Exercise: All of the data below is to be output exactly as written.

*** Provided records ***

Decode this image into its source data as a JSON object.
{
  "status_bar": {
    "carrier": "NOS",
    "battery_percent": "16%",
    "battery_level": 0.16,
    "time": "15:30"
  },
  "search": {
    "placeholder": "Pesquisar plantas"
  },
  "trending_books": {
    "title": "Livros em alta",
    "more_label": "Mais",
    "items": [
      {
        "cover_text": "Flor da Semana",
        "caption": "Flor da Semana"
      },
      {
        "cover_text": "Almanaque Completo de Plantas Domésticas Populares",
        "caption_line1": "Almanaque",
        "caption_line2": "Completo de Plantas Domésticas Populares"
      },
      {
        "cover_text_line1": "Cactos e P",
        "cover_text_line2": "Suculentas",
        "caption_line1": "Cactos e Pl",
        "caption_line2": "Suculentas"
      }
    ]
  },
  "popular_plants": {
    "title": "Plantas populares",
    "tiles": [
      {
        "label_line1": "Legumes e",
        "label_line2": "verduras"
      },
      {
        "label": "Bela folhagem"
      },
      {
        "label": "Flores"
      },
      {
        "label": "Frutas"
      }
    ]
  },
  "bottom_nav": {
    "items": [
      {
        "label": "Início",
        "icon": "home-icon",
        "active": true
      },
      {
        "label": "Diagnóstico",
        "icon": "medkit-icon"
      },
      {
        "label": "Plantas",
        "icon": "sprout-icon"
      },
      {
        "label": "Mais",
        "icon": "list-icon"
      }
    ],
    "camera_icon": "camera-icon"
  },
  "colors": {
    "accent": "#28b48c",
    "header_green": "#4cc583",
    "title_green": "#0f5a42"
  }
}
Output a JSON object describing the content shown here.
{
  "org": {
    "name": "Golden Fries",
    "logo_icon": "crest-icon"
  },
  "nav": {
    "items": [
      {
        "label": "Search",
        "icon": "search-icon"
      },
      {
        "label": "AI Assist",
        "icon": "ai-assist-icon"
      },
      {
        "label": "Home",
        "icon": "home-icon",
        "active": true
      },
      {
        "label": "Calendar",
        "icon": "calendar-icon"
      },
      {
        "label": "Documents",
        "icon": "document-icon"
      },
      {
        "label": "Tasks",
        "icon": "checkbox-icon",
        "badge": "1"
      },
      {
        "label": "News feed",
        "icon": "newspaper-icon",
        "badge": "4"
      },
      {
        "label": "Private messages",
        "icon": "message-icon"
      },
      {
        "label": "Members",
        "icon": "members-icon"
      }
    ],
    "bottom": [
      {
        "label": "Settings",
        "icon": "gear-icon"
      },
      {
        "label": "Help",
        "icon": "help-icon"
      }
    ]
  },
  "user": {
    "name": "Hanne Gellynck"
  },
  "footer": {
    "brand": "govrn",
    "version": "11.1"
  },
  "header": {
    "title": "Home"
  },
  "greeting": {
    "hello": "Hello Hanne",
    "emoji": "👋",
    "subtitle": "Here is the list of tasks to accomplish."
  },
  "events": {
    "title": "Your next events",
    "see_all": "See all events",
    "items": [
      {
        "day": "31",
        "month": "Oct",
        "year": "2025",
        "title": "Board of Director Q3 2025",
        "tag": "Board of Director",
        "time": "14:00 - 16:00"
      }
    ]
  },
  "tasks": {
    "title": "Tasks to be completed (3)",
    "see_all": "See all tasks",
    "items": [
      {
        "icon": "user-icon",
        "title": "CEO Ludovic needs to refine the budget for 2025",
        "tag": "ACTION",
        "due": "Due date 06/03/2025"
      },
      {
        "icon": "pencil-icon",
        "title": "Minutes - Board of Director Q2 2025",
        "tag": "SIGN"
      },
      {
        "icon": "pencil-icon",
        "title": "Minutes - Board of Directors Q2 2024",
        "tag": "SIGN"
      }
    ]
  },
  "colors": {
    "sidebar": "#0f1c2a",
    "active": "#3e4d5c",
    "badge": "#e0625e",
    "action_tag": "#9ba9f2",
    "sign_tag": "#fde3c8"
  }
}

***

Expected answer:
Decode this image into its source data as a JSON object.
{
  "status_bar": {
    "carrier": "NOS",
    "battery_percent": "16%",
    "battery_level": 0.16,
    "time": "15:30"
  },
  "search": {
    "placeholder": "Pesquisar plantas"
  },
  "trending_books": {
    "title": "Livros em alta",
    "more_label": "Mais",
    "items": [
      {
        "cover_text": "Flor da Semana",
        "caption": "Flor da Semana"
      },
      {
        "cover_text": "Almanaque Completo de Plantas Domésticas Populares",
        "caption_line1": "Almanaque",
        "caption_line2": "Completo de Plantas Domésticas Populares"
      },
      {
        "cover_text_line1": "Cactos e P",
        "cover_text_line2": "Suculentas",
        "caption_line1": "Cactos e Pl",
        "caption_line2": "Suculentas"
      }
    ]
  },
  "popular_plants": {
    "title": "Plantas populares",
    "tiles": [
      {
        "label_line1": "Legumes e",
        "label_line2": "verduras"
      },
      {
        "label": "Bela folhagem"
      },
      {
        "label": "Flores"
      },
      {
        "label": "Frutas"
      }
    ]
  },
  "bottom_nav": {
    "items": [
      {
        "label": "Início",
        "icon": "home-icon",
        "active": true
      },
      {
        "label": "Diagnóstico",
        "icon": "medkit-icon"
      },
      {
        "label": "Plantas",
        "icon": "sprout-icon"
      },
      {
        "label": "Mais",
        "icon": "list-icon"
      }
    ],
    "camera_icon": "camera-icon"
  },
  "colors": {
    "accent": "#28b48c",
    "header_green": "#4cc583",
    "title_green": "#0f5a42"
  }
}
Output a JSON object describing the content shown here.
{
  "org": {
    "name": "Golden Fries",
    "logo_icon": "crest-icon"
  },
  "nav": {
    "items": [
      {
        "label": "Search",
        "icon": "search-icon"
      },
      {
        "label": "AI Assist",
        "icon": "ai-assist-icon"
      },
      {
        "label": "Home",
        "icon": "home-icon",
        "active": true
      },
      {
        "label": "Calendar",
        "icon": "calendar-icon"
      },
      {
        "label": "Documents",
        "icon": "document-icon"
      },
      {
        "label": "Tasks",
        "icon": "checkbox-icon",
        "badge": "1"
      },
      {
        "label": "News feed",
        "icon": "newspaper-icon",
        "badge": "4"
      },
      {
        "label": "Private messages",
        "icon": "message-icon"
      },
      {
        "label": "Members",
        "icon": "members-icon"
      }
    ],
    "bottom": [
      {
        "label": "Settings",
        "icon": "gear-icon"
      },
      {
        "label": "Help",
        "icon": "help-icon"
      }
    ]
  },
  "user": {
    "name": "Hanne Gellynck"
  },
  "footer": {
    "brand": "govrn",
    "version": "11.1"
  },
  "header": {
    "title": "Home"
  },
  "greeting": {
    "hello": "Hello Hanne",
    "emoji": "👋",
    "subtitle": "Here is the list of tasks to accomplish."
  },
  "events": {
    "title": "Your next events",
    "see_all": "See all events",
    "items": [
      {
        "day": "31",
        "month": "Oct",
        "year": "2025",
        "title": "Board of Director Q3 2025",
        "tag": "Board of Director",
        "time": "14:00 - 16:00"
      }
    ]
  },
  "tasks": {
    "title": "Tasks to be completed (3)",
    "see_all": "See all tasks",
    "items": [
      {
        "icon": "user-icon",
        "title": "CEO Ludovic needs to refine the budget for 2025",
        "tag": "ACTION",
        "due": "Due date 06/03/2025"
      },
      {
        "icon": "pencil-icon",
        "title": "Minutes - Board of Director Q2 2025",
        "tag": "SIGN"
      },
      {
        "icon": "pencil-icon",
        "title": "Minutes - Board of Directors Q2 2024",
        "tag": "SIGN"
      }
    ]
  },
  "colors": {
    "sidebar": "#0f1c2a",
    "active": "#3e4d5c",
    "badge": "#e0625e",
    "action_tag": "#9ba9f2",
    "sign_tag": "#fde3c8"
  }
}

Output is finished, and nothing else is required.